Chills shot through my spin as I fought the urge to scream. All I could think of was the notification I just heard from my phone. I didn’t need to look. I knew it said, “I enjoy watching you.”

I fumbled with my car keys for a few seconds before successfully unlocking the door. I sped out of the parking lot, but as I looked back, the man hadn’t moved. He was just standing there with that smile plastered to his face.

It was nearly 10 pm when the cops finally showed up to my apartment with any information. I wasn’t sure what was worse in this case: knowing or not knowing.

When the police arrived at my office, the man was sitting on the ground as if he had been waiting for their arrival. He didn’t put up a fight; instead he went quietly – almost happily. Before they handcuffed him, he handed them a slip of paper with an address scribbled on it. Apparently it was something “she’ll want to see for herself.”

After the reaction the officers had when I asked about the location, I’m choosing to believe the opposite. One officer went pale and shook his head while his partner pulled out a large envelope. He motioned for me to take a seat before setting it on the table.

It was filled to the brim with pictures of my father and I throughout my life.

Only it wasn’t my father. The man had cut and pasted his face onto my father’s in each photo – like some sort of sick and twisted scrapbook. There were photos from birthday parties, camping trips, and graduations.

I quickly noticed that each of these photos was taken from a side angle and we were never facing the camera. The man had been there, off to the side during every one of these event, taking these.

My stomach dropped. If I was sufficiently creeped out at this point, the last photo left me terrified.

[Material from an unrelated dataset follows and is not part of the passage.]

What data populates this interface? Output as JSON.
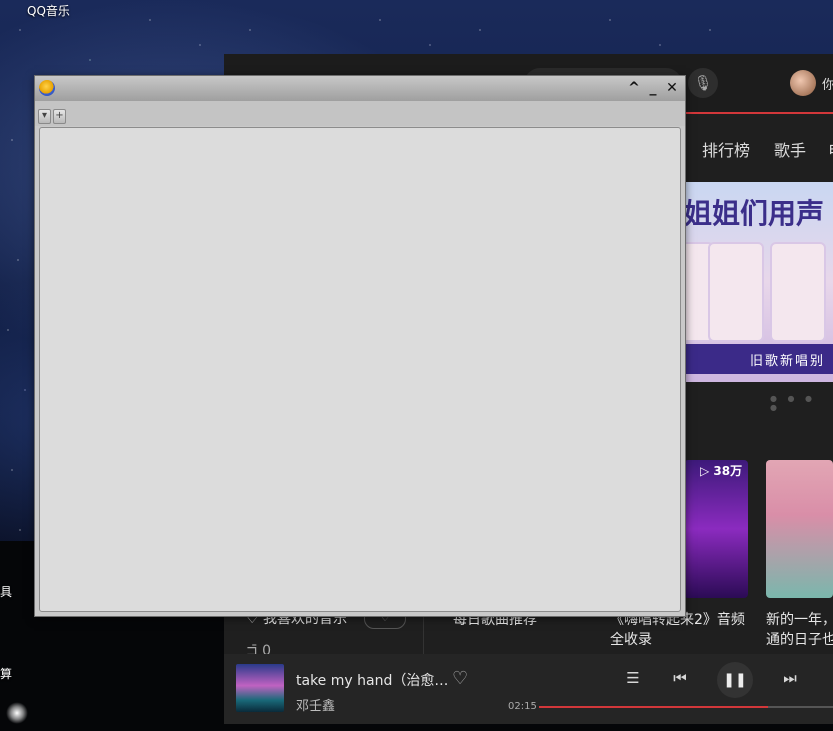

It was an untouched photo of the man and someone who looked very similar to my mother looking extremely happy with a prom banner in the background. In red marker, right at the bottom, the words “I could have been a good father” were written.